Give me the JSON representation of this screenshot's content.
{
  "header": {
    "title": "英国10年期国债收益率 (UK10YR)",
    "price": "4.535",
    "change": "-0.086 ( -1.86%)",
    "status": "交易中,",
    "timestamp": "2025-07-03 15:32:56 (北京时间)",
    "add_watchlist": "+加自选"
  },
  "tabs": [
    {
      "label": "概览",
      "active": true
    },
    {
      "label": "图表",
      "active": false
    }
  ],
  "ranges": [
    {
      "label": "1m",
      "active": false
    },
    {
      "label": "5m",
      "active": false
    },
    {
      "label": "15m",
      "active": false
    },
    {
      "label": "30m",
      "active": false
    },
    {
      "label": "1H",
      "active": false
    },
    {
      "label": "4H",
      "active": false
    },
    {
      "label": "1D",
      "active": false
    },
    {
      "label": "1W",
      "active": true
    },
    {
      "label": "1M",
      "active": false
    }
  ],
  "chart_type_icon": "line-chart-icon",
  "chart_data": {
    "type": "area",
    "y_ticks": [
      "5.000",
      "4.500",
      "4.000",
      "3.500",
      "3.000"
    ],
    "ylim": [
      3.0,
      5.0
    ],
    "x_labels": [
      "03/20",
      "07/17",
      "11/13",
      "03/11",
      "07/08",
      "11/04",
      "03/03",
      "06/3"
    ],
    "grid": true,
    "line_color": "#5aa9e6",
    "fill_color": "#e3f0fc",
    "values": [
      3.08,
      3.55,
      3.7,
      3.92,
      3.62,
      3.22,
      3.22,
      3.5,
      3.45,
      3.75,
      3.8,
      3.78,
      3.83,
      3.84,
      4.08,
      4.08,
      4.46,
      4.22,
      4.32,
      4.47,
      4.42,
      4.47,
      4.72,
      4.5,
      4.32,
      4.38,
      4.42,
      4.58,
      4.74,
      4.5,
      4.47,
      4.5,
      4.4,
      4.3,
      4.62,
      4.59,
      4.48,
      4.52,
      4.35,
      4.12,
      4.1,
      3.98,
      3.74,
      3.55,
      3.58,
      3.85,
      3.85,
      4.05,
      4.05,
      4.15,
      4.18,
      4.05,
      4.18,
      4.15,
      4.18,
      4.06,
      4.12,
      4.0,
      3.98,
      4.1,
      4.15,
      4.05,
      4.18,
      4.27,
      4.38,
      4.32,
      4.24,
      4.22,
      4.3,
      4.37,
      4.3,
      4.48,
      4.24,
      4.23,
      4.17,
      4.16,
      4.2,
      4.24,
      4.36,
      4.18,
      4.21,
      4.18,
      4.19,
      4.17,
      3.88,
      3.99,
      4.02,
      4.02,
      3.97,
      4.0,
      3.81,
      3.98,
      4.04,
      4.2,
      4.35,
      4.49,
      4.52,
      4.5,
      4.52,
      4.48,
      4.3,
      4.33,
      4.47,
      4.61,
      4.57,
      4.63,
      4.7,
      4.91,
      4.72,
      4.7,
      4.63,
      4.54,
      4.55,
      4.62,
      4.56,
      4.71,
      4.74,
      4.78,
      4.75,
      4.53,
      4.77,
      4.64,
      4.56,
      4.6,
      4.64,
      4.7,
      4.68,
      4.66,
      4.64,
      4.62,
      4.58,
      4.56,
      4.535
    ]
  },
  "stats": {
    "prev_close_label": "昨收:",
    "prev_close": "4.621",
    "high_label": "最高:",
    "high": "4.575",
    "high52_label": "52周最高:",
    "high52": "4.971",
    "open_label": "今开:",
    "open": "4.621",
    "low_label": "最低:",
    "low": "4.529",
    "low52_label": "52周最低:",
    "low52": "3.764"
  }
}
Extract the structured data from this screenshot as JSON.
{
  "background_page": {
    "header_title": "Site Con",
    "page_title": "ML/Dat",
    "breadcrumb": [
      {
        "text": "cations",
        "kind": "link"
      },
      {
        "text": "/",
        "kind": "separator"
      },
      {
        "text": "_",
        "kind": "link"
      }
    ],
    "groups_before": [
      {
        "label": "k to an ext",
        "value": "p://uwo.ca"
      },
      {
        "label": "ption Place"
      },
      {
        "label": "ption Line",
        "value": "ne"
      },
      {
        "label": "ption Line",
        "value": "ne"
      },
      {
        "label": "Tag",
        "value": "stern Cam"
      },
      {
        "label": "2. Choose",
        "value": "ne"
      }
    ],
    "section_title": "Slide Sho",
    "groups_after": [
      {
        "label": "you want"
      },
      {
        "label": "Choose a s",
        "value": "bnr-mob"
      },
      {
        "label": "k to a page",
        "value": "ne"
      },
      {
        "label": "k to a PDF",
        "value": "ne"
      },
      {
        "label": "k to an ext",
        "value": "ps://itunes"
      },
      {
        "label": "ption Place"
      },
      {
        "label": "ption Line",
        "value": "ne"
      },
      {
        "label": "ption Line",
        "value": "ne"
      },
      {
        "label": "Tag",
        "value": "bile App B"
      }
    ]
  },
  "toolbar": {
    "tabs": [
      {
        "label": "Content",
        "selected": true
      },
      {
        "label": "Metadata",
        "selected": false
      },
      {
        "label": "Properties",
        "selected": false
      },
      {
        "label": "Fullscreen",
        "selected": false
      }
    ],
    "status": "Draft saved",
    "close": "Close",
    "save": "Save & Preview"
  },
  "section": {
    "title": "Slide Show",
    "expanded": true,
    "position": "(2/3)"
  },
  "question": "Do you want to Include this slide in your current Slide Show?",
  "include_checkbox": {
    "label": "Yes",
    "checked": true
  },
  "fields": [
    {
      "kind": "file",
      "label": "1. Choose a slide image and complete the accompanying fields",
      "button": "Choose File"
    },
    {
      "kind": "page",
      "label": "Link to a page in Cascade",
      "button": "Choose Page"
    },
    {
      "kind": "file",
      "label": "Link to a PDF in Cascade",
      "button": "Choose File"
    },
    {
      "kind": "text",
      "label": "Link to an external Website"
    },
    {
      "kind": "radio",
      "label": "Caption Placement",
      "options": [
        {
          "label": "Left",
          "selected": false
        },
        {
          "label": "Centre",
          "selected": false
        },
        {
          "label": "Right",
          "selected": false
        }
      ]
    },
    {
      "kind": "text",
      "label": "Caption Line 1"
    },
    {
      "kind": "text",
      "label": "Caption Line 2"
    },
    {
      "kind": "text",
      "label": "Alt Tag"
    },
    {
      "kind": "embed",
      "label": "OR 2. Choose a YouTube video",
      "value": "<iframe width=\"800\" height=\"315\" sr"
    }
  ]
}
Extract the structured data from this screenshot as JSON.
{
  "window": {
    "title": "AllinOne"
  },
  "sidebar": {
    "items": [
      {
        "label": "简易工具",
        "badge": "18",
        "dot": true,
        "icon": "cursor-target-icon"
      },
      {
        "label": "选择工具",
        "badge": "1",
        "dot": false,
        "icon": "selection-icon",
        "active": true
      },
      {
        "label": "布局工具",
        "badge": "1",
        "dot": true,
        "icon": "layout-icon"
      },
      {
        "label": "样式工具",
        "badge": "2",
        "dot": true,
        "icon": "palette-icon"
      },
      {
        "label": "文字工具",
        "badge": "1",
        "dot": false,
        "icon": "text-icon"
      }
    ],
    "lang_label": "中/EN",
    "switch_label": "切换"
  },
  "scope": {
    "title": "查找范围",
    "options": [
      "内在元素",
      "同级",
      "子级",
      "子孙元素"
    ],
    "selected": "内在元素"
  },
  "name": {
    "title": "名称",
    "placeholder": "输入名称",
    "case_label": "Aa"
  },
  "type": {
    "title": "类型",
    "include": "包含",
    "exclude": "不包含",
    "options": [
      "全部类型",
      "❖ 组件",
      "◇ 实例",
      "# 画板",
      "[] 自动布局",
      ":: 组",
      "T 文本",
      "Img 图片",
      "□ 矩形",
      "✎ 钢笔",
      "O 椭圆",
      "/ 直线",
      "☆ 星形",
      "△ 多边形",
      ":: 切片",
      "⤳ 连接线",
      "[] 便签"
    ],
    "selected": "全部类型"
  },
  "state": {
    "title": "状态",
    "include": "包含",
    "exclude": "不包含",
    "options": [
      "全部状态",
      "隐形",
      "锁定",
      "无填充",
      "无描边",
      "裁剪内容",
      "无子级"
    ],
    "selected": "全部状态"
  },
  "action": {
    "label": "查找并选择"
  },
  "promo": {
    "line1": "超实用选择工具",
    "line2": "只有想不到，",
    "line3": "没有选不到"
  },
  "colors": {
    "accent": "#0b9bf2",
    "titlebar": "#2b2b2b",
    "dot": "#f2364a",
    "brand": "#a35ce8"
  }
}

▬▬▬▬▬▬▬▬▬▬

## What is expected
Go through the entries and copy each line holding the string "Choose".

## Finished exercise
        "label": "2. Choose",
        "label": "Choose a s",
      "label": "1. Choose a slide image and complete the accompanying fields",
      "button": "Choose File"
      "button": "Choose Page"
      "button": "Choose File"
      "label": "OR 2. Choose a YouTube video",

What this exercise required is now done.